+++ DATA FOR PROCESSING +++

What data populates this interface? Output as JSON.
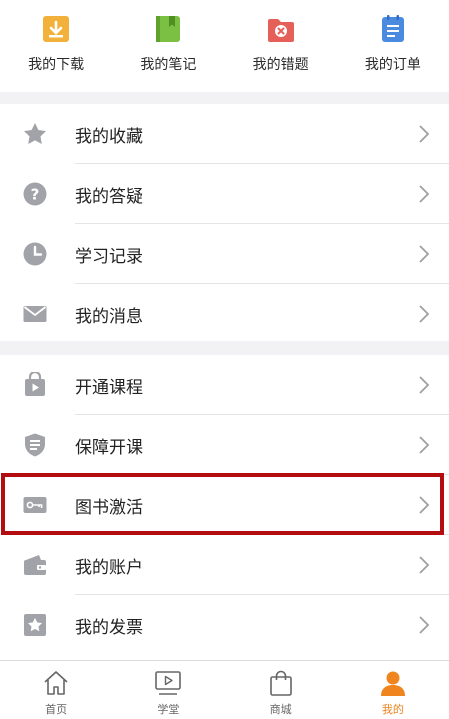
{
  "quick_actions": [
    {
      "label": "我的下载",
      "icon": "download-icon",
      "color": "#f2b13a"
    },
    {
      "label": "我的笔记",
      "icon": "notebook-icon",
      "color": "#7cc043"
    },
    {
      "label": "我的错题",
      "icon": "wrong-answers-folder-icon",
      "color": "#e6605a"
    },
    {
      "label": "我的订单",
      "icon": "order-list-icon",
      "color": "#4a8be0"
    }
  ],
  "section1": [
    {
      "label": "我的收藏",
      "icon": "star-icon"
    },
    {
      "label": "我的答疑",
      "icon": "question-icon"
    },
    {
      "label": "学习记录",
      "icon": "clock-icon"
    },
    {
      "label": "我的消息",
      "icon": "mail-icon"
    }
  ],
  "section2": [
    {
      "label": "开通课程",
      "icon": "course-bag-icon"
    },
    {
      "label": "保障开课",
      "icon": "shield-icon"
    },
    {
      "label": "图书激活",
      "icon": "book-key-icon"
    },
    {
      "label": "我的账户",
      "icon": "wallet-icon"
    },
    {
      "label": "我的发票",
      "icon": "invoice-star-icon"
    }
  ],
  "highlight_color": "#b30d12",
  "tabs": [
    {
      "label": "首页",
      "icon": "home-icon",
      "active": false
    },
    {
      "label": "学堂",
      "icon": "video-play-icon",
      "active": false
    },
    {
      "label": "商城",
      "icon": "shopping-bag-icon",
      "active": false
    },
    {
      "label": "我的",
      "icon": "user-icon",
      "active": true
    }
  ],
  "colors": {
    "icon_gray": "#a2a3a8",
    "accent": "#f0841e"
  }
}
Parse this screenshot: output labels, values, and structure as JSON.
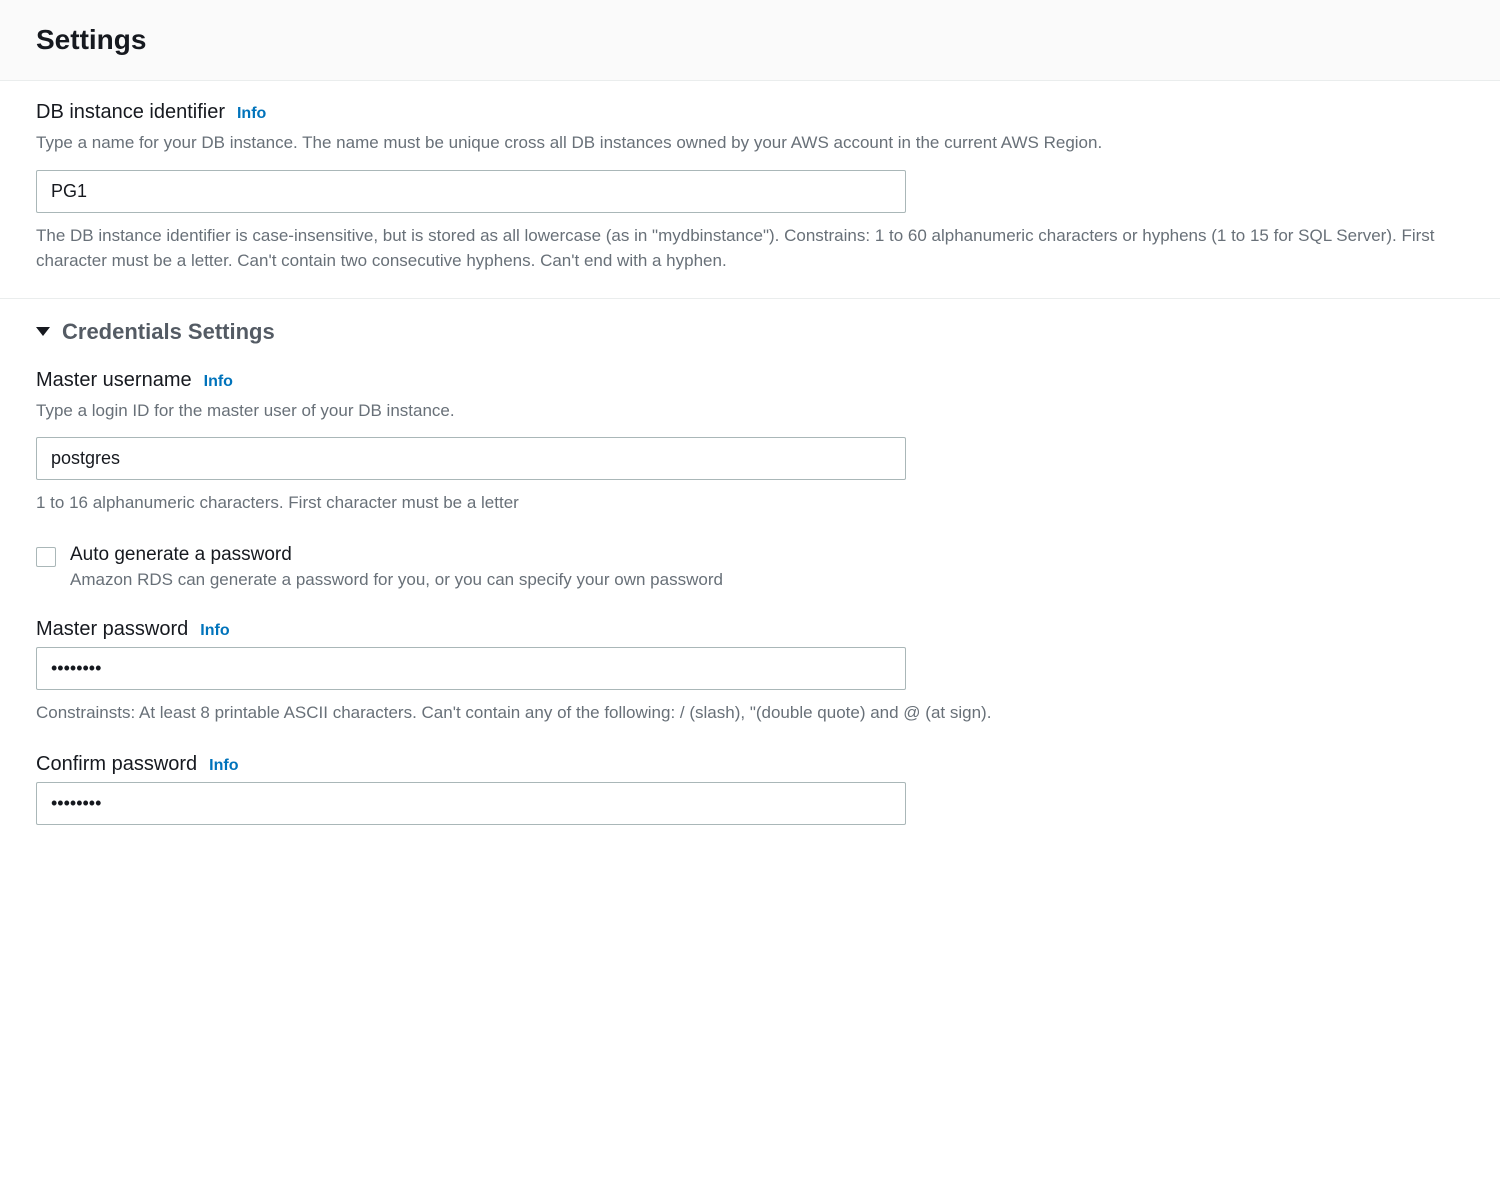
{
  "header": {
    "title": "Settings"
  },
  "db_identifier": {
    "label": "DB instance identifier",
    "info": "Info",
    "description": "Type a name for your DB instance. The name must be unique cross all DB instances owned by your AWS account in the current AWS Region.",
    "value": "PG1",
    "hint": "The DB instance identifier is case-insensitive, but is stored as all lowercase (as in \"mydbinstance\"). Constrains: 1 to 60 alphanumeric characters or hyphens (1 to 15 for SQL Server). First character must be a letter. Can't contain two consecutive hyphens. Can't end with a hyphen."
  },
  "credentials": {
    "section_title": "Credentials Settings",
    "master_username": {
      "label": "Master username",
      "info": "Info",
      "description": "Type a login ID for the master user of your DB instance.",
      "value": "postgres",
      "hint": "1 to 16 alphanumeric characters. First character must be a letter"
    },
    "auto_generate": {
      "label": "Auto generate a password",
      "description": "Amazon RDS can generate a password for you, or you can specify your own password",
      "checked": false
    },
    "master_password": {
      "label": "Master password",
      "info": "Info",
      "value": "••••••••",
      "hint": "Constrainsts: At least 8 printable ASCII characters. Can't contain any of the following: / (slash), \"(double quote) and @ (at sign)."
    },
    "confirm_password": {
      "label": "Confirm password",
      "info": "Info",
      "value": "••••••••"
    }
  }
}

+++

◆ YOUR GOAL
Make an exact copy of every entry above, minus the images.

◆ OUTPUT FOR THIS TASK
What data populates this interface? Output as JSON.
{
  "quick_actions": [
    {
      "label": "我的下载",
      "icon": "download-icon",
      "color": "#f2b13a"
    },
    {
      "label": "我的笔记",
      "icon": "notebook-icon",
      "color": "#7cc043"
    },
    {
      "label": "我的错题",
      "icon": "wrong-answers-folder-icon",
      "color": "#e6605a"
    },
    {
      "label": "我的订单",
      "icon": "order-list-icon",
      "color": "#4a8be0"
    }
  ],
  "section1": [
    {
      "label": "我的收藏",
      "icon": "star-icon"
    },
    {
      "label": "我的答疑",
      "icon": "question-icon"
    },
    {
      "label": "学习记录",
      "icon": "clock-icon"
    },
    {
      "label": "我的消息",
      "icon": "mail-icon"
    }
  ],
  "section2": [
    {
      "label": "开通课程",
      "icon": "course-bag-icon"
    },
    {
      "label": "保障开课",
      "icon": "shield-icon"
    },
    {
      "label": "图书激活",
      "icon": "book-key-icon"
    },
    {
      "label": "我的账户",
      "icon": "wallet-icon"
    },
    {
      "label": "我的发票",
      "icon": "invoice-star-icon"
    }
  ],
  "highlight_color": "#b30d12",
  "tabs": [
    {
      "label": "首页",
      "icon": "home-icon",
      "active": false
    },
    {
      "label": "学堂",
      "icon": "video-play-icon",
      "active": false
    },
    {
      "label": "商城",
      "icon": "shopping-bag-icon",
      "active": false
    },
    {
      "label": "我的",
      "icon": "user-icon",
      "active": true
    }
  ],
  "colors": {
    "icon_gray": "#a2a3a8",
    "accent": "#f0841e"
  }
}
Parse this screenshot: output labels, values, and structure as JSON.
{
  "header": {
    "title": "Settings"
  },
  "db_identifier": {
    "label": "DB instance identifier",
    "info": "Info",
    "description": "Type a name for your DB instance. The name must be unique cross all DB instances owned by your AWS account in the current AWS Region.",
    "value": "PG1",
    "hint": "The DB instance identifier is case-insensitive, but is stored as all lowercase (as in \"mydbinstance\"). Constrains: 1 to 60 alphanumeric characters or hyphens (1 to 15 for SQL Server). First character must be a letter. Can't contain two consecutive hyphens. Can't end with a hyphen."
  },
  "credentials": {
    "section_title": "Credentials Settings",
    "master_username": {
      "label": "Master username",
      "info": "Info",
      "description": "Type a login ID for the master user of your DB instance.",
      "value": "postgres",
      "hint": "1 to 16 alphanumeric characters. First character must be a letter"
    },
    "auto_generate": {
      "label": "Auto generate a password",
      "description": "Amazon RDS can generate a password for you, or you can specify your own password",
      "checked": false
    },
    "master_password": {
      "label": "Master password",
      "info": "Info",
      "value": "••••••••",
      "hint": "Constrainsts: At least 8 printable ASCII characters. Can't contain any of the following: / (slash), \"(double quote) and @ (at sign)."
    },
    "confirm_password": {
      "label": "Confirm password",
      "info": "Info",
      "value": "••••••••"
    }
  }
}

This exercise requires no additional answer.